■ Work instruction:
Could you copy every line of the data that contains "your"?

[Dataset rows for apps and sites]
--------------------------------

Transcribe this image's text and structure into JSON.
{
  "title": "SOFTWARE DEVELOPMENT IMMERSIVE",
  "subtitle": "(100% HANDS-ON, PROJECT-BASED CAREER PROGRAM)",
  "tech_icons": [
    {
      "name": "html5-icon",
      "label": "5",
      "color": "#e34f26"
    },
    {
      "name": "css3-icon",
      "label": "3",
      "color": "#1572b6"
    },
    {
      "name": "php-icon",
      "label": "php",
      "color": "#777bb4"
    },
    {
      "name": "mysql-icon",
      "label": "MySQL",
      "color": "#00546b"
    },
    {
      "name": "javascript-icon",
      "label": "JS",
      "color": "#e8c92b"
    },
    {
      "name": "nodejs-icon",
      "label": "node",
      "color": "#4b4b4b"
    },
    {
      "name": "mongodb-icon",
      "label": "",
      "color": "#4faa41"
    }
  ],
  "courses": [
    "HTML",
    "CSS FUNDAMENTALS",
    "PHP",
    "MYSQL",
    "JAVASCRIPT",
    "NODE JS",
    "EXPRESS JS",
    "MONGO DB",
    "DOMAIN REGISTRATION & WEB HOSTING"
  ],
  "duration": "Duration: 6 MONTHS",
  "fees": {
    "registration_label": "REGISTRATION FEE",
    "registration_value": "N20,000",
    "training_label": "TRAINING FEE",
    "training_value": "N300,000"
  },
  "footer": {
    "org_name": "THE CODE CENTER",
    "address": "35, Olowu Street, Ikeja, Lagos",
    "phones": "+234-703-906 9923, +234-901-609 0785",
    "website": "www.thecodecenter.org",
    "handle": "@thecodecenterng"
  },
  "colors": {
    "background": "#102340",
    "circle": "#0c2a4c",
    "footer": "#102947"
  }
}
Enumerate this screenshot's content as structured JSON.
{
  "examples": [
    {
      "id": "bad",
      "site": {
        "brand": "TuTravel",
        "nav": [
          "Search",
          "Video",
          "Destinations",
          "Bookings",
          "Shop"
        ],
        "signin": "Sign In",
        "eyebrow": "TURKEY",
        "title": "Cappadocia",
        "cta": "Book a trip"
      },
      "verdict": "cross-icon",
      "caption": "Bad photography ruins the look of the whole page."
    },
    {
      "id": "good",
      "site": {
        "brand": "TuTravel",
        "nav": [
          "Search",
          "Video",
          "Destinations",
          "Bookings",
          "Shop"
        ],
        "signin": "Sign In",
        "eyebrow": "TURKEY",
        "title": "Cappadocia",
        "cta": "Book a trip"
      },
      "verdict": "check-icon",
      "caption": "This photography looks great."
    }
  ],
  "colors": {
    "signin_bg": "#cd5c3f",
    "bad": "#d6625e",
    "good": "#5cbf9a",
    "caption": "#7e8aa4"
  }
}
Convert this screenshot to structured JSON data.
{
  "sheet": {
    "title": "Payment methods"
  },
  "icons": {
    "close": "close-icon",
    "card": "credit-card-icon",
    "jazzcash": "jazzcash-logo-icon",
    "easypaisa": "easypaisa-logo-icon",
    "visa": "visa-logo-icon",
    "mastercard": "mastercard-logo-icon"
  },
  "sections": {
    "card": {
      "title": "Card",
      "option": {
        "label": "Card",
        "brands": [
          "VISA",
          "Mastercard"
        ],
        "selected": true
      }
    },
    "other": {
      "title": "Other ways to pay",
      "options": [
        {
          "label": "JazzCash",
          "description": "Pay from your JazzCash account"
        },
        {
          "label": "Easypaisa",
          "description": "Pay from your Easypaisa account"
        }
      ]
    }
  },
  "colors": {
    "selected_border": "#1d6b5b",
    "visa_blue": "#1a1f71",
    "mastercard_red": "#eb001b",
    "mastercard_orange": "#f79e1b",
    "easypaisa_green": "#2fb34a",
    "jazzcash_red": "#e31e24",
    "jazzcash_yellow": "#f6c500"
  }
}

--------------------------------

■ Response to this task:
          "description": "Pay from your JazzCash account"
          "description": "Pay from your Easypaisa account"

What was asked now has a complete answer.